Invest in Training

Consider that the operator must hold a remote pilot airman certificate or have direct supervision provided by someone with the certification. The FAA offers study guides to help applicants prepare but you should invest in training for safe takeoff-and-landing approaches, operation procedures, and utilizing the camera equipment.

Can You Afford an Insurance Policy?

An insurance policy to cover liability related to the drone covers liability up to $1 million and ranges from $800-1,000 a year. If there is loss of consciousness or property damage of $500 or more, you must report to the FAA within 10 days of any serious injury. Drone liability insurance covers loss or damage to the equipment, the operators and members of your crew; third-party legal liability, the premises, and personal injury.

Before you are issued coverage a broker will need to know the following things:

  • Do you own or lease the drone?
  • How much experience does your drone operator have?
  • What are the FAA airman ratings of the drone operator?
  • Will you be keeping a maintenance log on the drone?

To schedule a consultation with a Florida construction attorney, please call us today at 813.579.3278 or submit our consultation request form.
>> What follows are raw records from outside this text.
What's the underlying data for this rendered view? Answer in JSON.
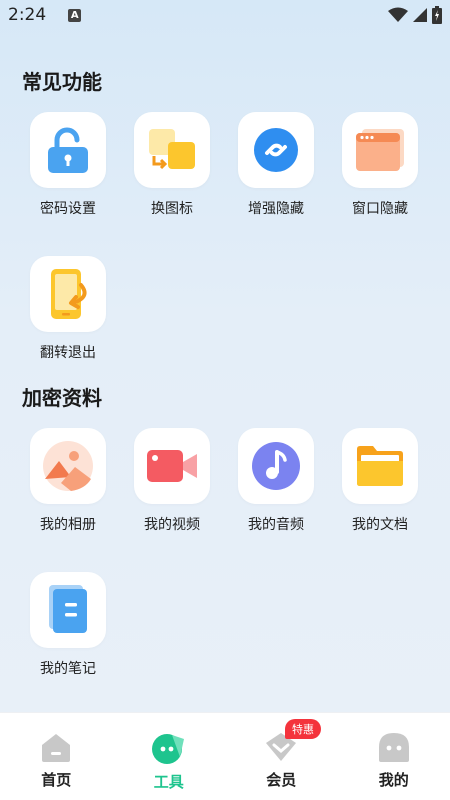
{
  "status_bar": {
    "time": "2:24",
    "badge": "A"
  },
  "sections": [
    {
      "title": "常见功能",
      "items": [
        {
          "label": "密码设置",
          "icon": "lock-icon"
        },
        {
          "label": "换图标",
          "icon": "swap-icon"
        },
        {
          "label": "增强隐藏",
          "icon": "link-icon"
        },
        {
          "label": "窗口隐藏",
          "icon": "window-icon"
        },
        {
          "label": "翻转退出",
          "icon": "flip-phone-icon"
        }
      ]
    },
    {
      "title": "加密资料",
      "items": [
        {
          "label": "我的相册",
          "icon": "photo-icon"
        },
        {
          "label": "我的视频",
          "icon": "video-icon"
        },
        {
          "label": "我的音频",
          "icon": "music-icon"
        },
        {
          "label": "我的文档",
          "icon": "folder-icon"
        },
        {
          "label": "我的笔记",
          "icon": "note-icon"
        }
      ]
    }
  ],
  "tabbar": {
    "items": [
      {
        "label": "首页",
        "icon": "home-icon"
      },
      {
        "label": "工具",
        "icon": "tools-icon",
        "active": true
      },
      {
        "label": "会员",
        "icon": "member-icon",
        "badge": "特惠"
      },
      {
        "label": "我的",
        "icon": "profile-icon"
      }
    ]
  },
  "colors": {
    "accent": "#1ec48e",
    "badge": "#f4333c"
  }
}
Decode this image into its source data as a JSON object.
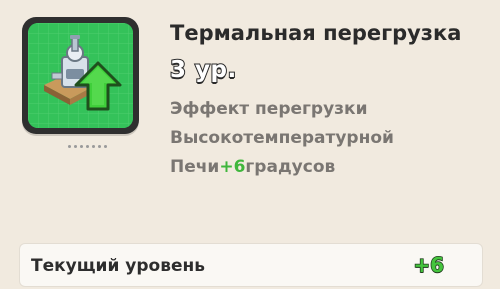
{
  "upgrade": {
    "title": "Термальная перегрузка",
    "level": "3 ур.",
    "description": {
      "line1": "Эффект перегрузки",
      "line2": "Высокотемпературной",
      "line3_prefix": "Печи",
      "line3_value": "+6",
      "line3_suffix": "градусов"
    },
    "icon": "furnace-upgrade-icon"
  },
  "current_level": {
    "label": "Текущий уровень",
    "value": "+6"
  },
  "colors": {
    "background": "#f1eadf",
    "icon_card": "#34c25a",
    "accent_green": "#3fb63c",
    "text_dark": "#2b2b2b",
    "text_muted": "#7a7672"
  }
}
Disclaimer: The information contained in this article is for general educational information only. This information does not constitute legal advice, is not intended to constitute legal advice, nor should it be relied upon as legal advice for your specific factual pattern or situation.